WHAT YOU WILL DO
Return the listing below unchanged, except that the pictures are dropped.

(Beginning of RECORDS PROVIDED)

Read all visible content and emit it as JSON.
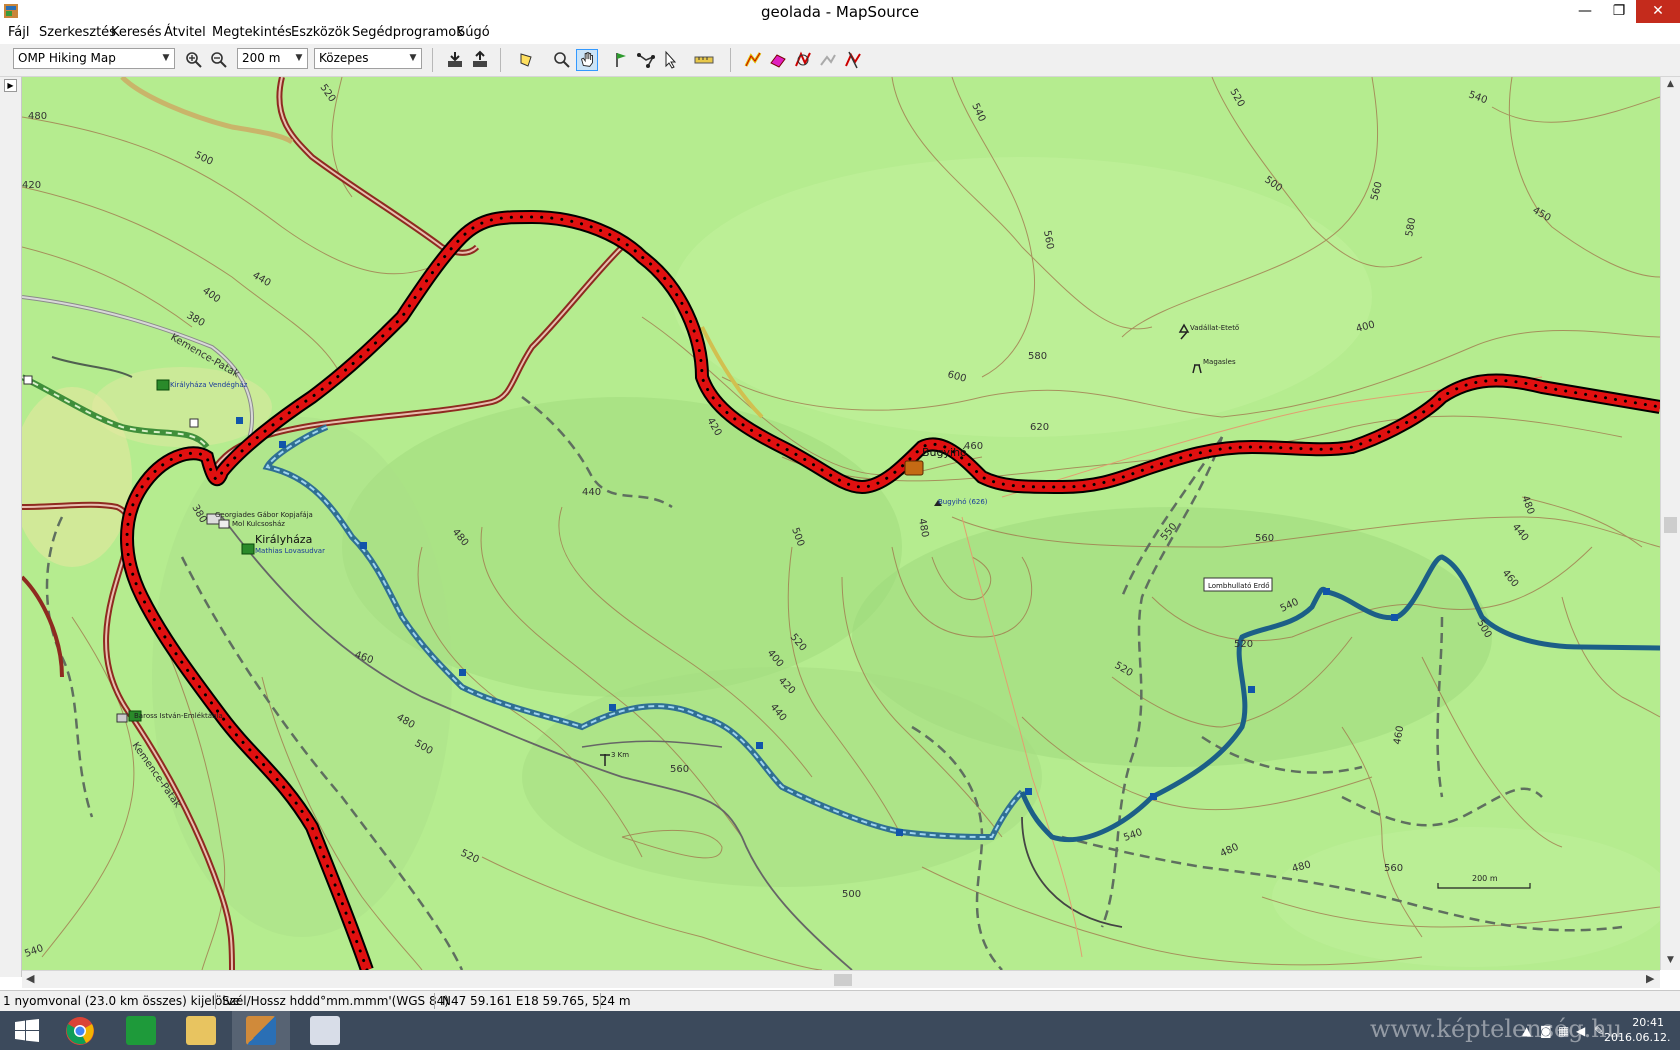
{
  "window": {
    "title": "geolada - MapSource",
    "minimize": "—",
    "maximize": "❐",
    "close": "✕"
  },
  "menu": [
    "Fájl",
    "Szerkesztés",
    "Keresés",
    "Átvitel",
    "Megtekintés",
    "Eszközök",
    "Segédprogramok",
    "Súgó"
  ],
  "toolbar": {
    "map_product": "OMP Hiking Map",
    "zoom_scale": "200 m",
    "detail_level": "Közepes",
    "tools": [
      "zoom-in",
      "zoom-out",
      "receive-from-device",
      "send-to-device",
      "selection",
      "zoom-tool",
      "pan-tool",
      "waypoint-tool",
      "route-tool",
      "selection-arrow",
      "distance-tool",
      "track-tool-1",
      "track-tool-2",
      "track-tool-3",
      "track-tool-4",
      "track-tool-5"
    ],
    "active_tool": "pan-tool"
  },
  "map": {
    "colors": {
      "terrain": "#b5ec8f",
      "track": "#e01010",
      "track_outline": "#000000",
      "trail_red": "#b03a2e",
      "trail_blue": "#3b87b0",
      "trail_green": "#3f8f3a",
      "route_blue": "#1c5f87",
      "contour": "#a0724a",
      "dashed_path": "#5f6f5f"
    },
    "contour_labels": [
      "480",
      "500",
      "420",
      "440",
      "400",
      "380",
      "520",
      "540",
      "560",
      "580",
      "600",
      "620",
      "460",
      "480",
      "520",
      "500",
      "540",
      "560",
      "580",
      "450",
      "400",
      "420",
      "440",
      "480",
      "500",
      "520",
      "400",
      "420",
      "440",
      "460",
      "480",
      "500",
      "520",
      "540",
      "560",
      "500",
      "540",
      "520",
      "540",
      "560",
      "550",
      "520",
      "500",
      "460",
      "440",
      "460",
      "480",
      "480",
      "560",
      "380",
      "480"
    ],
    "place_labels": {
      "bugyiho": "Bugyihó",
      "bugyiho_peak": "Bugyihó (626)",
      "kiralyhaza": "Királyháza",
      "kiralyhaza_vendeghaz": "Királyháza Vendégház",
      "georgiades": "Georgiades Gábor Kopjafája",
      "kulcsoshaz": "Mol Kulcsosház",
      "mathias": "Mathias Lovasudvar",
      "kemence_patak_1": "Kemence-Patak",
      "kemence_patak_2": "Kemence-Patak",
      "baross": "Baross István-Emléktábla",
      "vadallat_etet": "Vadállat-Etető",
      "magasles": "Magasles",
      "lombhullato": "Lombhullató Erdő",
      "km_marker": "3 Km",
      "scale_label": "200 m"
    }
  },
  "statusbar": {
    "selection": "1 nyomvonal (23.0 km összes) kijelölve",
    "coord_format": "Szél/Hossz hddd°mm.mmm'(WGS 84)",
    "cursor_position": "N47 59.161 E18 59.765, 524 m"
  },
  "taskbar": {
    "apps": [
      "windows-start",
      "chrome",
      "store",
      "file-explorer",
      "mapsource",
      "paint"
    ],
    "watermark": "www.képtelenség.hu",
    "time": "20:41",
    "date": "2016.06.12."
  }
}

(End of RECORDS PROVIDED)

EXERCISE RESULT
Read all visible content and emit it as JSON.
{
  "window": {
    "title": "geolada - MapSource",
    "minimize": "—",
    "maximize": "❐",
    "close": "✕"
  },
  "menu": [
    "Fájl",
    "Szerkesztés",
    "Keresés",
    "Átvitel",
    "Megtekintés",
    "Eszközök",
    "Segédprogramok",
    "Súgó"
  ],
  "toolbar": {
    "map_product": "OMP Hiking Map",
    "zoom_scale": "200 m",
    "detail_level": "Közepes",
    "tools": [
      "zoom-in",
      "zoom-out",
      "receive-from-device",
      "send-to-device",
      "selection",
      "zoom-tool",
      "pan-tool",
      "waypoint-tool",
      "route-tool",
      "selection-arrow",
      "distance-tool",
      "track-tool-1",
      "track-tool-2",
      "track-tool-3",
      "track-tool-4",
      "track-tool-5"
    ],
    "active_tool": "pan-tool"
  },
  "map": {
    "colors": {
      "terrain": "#b5ec8f",
      "track": "#e01010",
      "track_outline": "#000000",
      "trail_red": "#b03a2e",
      "trail_blue": "#3b87b0",
      "trail_green": "#3f8f3a",
      "route_blue": "#1c5f87",
      "contour": "#a0724a",
      "dashed_path": "#5f6f5f"
    },
    "contour_labels": [
      "480",
      "500",
      "420",
      "440",
      "400",
      "380",
      "520",
      "540",
      "560",
      "580",
      "600",
      "620",
      "460",
      "480",
      "520",
      "500",
      "540",
      "560",
      "580",
      "450",
      "400",
      "420",
      "440",
      "480",
      "500",
      "520",
      "400",
      "420",
      "440",
      "460",
      "480",
      "500",
      "520",
      "540",
      "560",
      "500",
      "540",
      "520",
      "540",
      "560",
      "550",
      "520",
      "500",
      "460",
      "440",
      "460",
      "480",
      "480",
      "560",
      "380",
      "480"
    ],
    "place_labels": {
      "bugyiho": "Bugyihó",
      "bugyiho_peak": "Bugyihó (626)",
      "kiralyhaza": "Királyháza",
      "kiralyhaza_vendeghaz": "Királyháza Vendégház",
      "georgiades": "Georgiades Gábor Kopjafája",
      "kulcsoshaz": "Mol Kulcsosház",
      "mathias": "Mathias Lovasudvar",
      "kemence_patak_1": "Kemence-Patak",
      "kemence_patak_2": "Kemence-Patak",
      "baross": "Baross István-Emléktábla",
      "vadallat_etet": "Vadállat-Etető",
      "magasles": "Magasles",
      "lombhullato": "Lombhullató Erdő",
      "km_marker": "3 Km",
      "scale_label": "200 m"
    }
  },
  "statusbar": {
    "selection": "1 nyomvonal (23.0 km összes) kijelölve",
    "coord_format": "Szél/Hossz hddd°mm.mmm'(WGS 84)",
    "cursor_position": "N47 59.161 E18 59.765, 524 m"
  },
  "taskbar": {
    "apps": [
      "windows-start",
      "chrome",
      "store",
      "file-explorer",
      "mapsource",
      "paint"
    ],
    "watermark": "www.képtelenség.hu",
    "time": "20:41",
    "date": "2016.06.12."
  }
}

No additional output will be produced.